Since that time I have struggled all the more. About a year ago I found a wonderful Jesuit resource that provides a disciplined, guided prayer process online. I could easily rattle off endless quotes and images that God has used to move me to action or inspiration, thoughtfulness or repentance. I could also tell you just as many times I have clicked my mouse through those pages as fast as I possibly could.
I know that this impulse comes from something I heard many years ago. A campus minister spoke to our Baptist Student Union (as it was known back then) and described himself as “half cynic, half mystic.” That stuck with me, mostly because I felt the tension of my unyielding academic side pulling over and against my mystic side, which was and is now all the more fascinated by the person of Jesus.
Trying to reclaim that mystic side has been an uphill battle, but I’ve found some fellow cynics-turned-mystics along the way.

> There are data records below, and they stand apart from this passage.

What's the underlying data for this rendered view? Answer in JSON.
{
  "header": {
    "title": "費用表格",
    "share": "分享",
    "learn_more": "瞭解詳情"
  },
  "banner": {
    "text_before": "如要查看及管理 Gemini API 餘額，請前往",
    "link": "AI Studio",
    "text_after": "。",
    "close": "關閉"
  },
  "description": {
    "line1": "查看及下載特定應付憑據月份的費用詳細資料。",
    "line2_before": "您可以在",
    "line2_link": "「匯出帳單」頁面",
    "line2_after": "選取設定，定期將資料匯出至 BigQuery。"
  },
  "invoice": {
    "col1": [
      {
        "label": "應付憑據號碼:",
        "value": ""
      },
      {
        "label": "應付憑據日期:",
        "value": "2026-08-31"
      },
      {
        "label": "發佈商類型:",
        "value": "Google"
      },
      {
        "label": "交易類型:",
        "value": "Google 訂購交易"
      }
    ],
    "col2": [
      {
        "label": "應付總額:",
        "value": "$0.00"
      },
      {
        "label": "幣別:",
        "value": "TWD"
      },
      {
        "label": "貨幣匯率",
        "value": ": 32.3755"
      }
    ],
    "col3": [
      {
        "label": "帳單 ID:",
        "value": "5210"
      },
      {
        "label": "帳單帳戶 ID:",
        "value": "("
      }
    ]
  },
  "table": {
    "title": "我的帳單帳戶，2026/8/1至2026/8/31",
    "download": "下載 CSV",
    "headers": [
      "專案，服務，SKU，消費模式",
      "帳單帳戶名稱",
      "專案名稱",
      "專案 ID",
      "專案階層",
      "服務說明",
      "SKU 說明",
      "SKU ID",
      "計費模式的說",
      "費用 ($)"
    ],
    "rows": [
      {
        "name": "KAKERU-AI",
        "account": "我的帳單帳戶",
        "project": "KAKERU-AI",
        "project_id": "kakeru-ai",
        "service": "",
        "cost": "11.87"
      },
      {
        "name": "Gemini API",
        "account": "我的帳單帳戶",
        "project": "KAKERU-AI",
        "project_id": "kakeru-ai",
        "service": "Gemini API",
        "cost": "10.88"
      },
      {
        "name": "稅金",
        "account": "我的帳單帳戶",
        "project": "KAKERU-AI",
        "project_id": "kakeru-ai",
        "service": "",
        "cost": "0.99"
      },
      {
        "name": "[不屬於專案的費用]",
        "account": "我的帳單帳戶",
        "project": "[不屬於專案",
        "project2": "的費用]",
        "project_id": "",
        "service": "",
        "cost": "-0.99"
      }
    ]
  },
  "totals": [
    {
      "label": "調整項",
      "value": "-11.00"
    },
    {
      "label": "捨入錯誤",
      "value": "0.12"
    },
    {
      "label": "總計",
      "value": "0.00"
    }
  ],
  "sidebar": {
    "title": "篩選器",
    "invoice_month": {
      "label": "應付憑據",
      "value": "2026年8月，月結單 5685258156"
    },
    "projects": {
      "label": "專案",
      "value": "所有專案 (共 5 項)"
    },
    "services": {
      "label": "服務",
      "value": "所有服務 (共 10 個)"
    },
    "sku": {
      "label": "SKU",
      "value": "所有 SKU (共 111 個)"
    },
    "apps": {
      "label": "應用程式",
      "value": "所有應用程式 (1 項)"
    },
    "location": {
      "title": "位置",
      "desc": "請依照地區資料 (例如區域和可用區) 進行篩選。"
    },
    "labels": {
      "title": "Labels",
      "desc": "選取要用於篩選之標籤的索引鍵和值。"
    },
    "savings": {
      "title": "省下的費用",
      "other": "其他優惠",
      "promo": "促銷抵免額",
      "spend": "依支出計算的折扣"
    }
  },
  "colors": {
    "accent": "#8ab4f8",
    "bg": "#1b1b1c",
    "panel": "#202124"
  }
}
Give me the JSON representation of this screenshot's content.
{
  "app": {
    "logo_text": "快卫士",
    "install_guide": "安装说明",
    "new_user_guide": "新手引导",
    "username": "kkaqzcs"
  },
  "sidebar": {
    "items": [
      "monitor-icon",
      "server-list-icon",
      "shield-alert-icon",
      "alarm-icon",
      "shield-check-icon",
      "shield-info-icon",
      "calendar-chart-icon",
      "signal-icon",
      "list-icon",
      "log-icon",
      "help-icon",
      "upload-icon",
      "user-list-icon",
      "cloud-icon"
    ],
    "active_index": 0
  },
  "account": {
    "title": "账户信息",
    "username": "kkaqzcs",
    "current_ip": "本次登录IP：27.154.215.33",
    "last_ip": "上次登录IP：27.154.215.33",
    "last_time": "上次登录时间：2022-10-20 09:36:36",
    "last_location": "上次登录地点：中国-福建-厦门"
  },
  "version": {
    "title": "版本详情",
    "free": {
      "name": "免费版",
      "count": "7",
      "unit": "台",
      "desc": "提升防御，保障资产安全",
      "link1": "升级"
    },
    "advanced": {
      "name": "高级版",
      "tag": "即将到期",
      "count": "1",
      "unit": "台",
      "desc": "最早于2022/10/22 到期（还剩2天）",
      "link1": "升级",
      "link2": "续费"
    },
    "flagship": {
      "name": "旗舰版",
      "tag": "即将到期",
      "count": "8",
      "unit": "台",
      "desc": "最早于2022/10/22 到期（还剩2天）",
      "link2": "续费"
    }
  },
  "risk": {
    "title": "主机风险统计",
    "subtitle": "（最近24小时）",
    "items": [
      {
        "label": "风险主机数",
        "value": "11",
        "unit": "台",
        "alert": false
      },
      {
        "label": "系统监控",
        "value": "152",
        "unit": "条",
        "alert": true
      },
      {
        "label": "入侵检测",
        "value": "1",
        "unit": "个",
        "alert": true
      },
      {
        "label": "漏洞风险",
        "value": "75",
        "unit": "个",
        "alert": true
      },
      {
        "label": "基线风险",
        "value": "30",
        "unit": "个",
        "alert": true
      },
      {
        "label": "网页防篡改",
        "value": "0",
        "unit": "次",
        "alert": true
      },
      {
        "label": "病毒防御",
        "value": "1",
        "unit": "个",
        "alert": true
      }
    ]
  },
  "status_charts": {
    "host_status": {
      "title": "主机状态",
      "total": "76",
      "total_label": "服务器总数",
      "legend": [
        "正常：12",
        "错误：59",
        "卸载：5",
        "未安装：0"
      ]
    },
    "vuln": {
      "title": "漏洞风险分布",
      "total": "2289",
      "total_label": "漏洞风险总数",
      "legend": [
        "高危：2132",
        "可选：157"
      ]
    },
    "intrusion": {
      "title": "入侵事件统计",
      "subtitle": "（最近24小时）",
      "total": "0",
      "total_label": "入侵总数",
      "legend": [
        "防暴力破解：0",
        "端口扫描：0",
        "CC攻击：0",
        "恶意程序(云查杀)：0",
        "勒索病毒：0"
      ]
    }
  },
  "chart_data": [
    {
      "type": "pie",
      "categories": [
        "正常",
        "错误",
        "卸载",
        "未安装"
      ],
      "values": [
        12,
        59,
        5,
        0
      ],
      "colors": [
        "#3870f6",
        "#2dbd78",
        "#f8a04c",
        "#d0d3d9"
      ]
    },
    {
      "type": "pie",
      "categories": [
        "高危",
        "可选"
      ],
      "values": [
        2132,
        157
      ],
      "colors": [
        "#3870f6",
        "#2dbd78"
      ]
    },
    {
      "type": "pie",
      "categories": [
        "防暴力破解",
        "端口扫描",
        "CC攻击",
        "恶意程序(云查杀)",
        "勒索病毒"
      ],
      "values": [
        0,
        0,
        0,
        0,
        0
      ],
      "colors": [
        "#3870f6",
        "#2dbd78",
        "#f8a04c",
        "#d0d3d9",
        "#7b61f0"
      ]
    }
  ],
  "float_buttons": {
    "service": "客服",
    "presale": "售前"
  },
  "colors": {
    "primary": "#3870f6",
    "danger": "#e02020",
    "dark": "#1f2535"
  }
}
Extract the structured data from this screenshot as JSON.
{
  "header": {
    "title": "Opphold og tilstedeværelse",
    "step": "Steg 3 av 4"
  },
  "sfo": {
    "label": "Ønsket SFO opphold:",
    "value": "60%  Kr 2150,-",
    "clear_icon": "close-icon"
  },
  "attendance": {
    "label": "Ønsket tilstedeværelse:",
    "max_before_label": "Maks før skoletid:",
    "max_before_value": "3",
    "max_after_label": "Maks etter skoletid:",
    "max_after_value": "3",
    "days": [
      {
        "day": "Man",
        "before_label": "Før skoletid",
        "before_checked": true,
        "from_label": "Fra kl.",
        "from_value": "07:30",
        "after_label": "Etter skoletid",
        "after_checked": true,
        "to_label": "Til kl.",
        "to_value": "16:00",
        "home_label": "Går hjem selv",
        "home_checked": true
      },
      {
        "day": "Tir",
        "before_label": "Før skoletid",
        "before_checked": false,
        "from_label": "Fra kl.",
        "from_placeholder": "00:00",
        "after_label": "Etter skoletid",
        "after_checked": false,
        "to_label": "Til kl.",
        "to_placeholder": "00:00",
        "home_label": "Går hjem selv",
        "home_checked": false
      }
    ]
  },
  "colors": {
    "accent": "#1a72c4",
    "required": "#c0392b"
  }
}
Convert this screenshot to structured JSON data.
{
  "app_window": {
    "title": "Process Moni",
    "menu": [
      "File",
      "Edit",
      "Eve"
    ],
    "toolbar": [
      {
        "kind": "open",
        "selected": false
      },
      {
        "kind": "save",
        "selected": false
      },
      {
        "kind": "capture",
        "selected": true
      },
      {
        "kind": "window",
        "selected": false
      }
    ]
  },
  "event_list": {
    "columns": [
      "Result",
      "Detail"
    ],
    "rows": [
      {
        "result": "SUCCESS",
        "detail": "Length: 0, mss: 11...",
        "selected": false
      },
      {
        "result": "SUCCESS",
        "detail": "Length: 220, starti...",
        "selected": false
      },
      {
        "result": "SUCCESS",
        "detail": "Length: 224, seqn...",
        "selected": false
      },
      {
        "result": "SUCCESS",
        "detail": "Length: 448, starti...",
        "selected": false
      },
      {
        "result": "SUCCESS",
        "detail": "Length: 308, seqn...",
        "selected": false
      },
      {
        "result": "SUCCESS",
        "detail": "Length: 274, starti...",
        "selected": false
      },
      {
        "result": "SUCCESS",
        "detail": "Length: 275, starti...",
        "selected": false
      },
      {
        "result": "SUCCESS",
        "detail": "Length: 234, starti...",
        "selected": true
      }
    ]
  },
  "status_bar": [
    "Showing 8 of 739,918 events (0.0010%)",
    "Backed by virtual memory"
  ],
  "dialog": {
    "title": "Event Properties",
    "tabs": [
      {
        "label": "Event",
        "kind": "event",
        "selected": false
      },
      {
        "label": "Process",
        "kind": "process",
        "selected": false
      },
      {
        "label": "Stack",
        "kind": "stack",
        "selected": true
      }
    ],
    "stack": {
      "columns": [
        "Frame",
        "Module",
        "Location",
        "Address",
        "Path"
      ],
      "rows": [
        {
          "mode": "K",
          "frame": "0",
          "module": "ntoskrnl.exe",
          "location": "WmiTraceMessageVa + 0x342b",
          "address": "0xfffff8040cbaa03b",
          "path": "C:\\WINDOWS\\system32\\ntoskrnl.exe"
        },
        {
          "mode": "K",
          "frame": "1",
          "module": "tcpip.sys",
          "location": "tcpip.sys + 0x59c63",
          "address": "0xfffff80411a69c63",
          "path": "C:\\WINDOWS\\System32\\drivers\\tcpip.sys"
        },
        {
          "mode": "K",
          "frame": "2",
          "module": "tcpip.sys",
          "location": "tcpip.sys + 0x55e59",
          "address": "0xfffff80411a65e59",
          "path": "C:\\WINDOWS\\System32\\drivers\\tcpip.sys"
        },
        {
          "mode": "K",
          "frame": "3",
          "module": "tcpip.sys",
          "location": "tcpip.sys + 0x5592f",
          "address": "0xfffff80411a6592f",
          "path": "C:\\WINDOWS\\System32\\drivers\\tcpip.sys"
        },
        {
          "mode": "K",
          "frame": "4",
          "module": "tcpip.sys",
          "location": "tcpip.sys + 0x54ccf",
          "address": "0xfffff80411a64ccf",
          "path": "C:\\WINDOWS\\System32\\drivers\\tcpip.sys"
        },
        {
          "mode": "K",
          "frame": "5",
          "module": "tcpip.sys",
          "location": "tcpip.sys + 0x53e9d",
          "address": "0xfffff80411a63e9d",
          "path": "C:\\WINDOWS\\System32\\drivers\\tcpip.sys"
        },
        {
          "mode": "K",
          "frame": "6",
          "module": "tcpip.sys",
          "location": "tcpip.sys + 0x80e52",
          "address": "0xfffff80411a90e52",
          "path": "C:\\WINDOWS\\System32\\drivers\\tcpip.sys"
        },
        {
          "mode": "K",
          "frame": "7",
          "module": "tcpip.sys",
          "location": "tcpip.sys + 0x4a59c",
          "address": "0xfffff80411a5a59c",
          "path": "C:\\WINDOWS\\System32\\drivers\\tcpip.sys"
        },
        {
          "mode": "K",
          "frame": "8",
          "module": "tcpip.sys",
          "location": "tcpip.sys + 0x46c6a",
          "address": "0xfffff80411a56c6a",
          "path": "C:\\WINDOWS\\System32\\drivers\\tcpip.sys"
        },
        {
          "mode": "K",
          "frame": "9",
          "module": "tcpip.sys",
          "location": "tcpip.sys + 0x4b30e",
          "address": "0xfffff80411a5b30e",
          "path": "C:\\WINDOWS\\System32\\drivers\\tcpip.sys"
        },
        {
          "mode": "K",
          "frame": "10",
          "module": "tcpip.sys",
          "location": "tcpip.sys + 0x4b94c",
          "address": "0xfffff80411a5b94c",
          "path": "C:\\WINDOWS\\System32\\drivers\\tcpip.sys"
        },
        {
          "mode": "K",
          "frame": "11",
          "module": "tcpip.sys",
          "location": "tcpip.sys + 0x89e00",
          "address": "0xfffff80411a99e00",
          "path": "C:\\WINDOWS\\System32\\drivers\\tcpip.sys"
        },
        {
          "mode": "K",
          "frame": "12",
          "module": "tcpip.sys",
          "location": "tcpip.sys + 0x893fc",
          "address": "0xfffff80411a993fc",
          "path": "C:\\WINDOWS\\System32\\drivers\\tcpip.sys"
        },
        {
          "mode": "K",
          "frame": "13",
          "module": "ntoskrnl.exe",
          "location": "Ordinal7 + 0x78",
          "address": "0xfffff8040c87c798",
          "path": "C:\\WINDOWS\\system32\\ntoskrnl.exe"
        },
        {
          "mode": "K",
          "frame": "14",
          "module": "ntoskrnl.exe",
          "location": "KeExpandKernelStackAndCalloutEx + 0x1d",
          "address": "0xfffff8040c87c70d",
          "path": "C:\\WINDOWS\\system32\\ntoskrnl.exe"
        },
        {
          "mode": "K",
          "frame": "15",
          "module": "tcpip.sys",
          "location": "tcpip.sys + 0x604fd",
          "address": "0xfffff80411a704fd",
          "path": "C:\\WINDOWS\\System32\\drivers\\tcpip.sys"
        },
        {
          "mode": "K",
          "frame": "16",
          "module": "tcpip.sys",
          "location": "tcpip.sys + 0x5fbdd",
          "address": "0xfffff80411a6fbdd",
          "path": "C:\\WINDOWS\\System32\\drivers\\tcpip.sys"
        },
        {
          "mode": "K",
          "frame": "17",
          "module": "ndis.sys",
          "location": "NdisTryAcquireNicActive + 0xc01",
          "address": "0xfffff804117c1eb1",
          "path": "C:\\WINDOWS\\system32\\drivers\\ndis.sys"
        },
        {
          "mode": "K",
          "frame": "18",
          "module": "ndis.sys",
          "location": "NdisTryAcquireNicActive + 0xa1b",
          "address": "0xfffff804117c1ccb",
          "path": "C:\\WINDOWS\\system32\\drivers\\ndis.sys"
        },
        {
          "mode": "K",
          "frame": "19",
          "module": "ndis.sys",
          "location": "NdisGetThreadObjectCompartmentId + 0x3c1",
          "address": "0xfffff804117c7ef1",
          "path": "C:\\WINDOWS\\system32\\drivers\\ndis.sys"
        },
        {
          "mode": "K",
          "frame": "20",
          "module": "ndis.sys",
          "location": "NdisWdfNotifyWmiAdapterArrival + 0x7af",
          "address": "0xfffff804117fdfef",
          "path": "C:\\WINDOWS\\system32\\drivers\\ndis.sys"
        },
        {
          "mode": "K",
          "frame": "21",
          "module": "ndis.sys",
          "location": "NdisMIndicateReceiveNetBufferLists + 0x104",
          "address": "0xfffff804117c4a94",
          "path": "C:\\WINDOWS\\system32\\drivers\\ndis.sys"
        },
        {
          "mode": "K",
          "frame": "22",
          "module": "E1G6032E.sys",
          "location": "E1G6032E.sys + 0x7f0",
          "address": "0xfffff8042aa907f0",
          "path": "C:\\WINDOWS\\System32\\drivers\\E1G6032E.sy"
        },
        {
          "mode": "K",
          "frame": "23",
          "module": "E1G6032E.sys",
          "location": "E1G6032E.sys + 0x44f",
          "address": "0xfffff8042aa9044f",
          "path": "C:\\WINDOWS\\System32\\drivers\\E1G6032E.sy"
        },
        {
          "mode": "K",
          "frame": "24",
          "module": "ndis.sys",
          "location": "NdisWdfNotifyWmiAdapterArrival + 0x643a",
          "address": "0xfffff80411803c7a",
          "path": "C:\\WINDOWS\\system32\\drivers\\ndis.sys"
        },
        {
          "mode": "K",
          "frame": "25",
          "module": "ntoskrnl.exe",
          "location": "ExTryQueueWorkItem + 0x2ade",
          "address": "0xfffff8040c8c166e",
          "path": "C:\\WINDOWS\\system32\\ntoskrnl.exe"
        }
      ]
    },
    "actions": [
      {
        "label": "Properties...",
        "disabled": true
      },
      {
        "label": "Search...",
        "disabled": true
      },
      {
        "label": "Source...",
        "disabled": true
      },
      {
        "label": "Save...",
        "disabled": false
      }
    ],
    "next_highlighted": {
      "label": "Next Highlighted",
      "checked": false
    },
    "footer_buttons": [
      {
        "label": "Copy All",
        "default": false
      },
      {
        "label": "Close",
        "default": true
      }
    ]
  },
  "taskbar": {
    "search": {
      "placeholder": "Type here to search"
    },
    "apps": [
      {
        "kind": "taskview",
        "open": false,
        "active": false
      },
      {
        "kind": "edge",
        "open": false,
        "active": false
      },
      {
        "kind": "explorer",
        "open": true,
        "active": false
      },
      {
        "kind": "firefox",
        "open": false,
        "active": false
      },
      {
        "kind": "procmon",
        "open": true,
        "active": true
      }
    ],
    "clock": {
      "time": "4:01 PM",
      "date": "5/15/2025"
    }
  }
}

Recently I read of the poem of George Herbert, an Anglican minister and poet who managed to pen a poem devoid of punctuation or rhyme scheme before E.E. Cummings was a glint in his father’s eye.
Apparently poets and professors speculate on the inspiration for Herbert’s heretofore unseen “free-form.” I think it far more likely that Herbert knew what everyone who prays knows – and what I am s-l-o-w-l-y learning. Prayer is images and daydreams, visions and dirt under your fingernails. It is conversation and laughter, wordless grief and bitter tears. It is strife, it is conflict, and yet it is peace and irrational, unspeakable calm.
It is, as Herbert writes, “something understood.”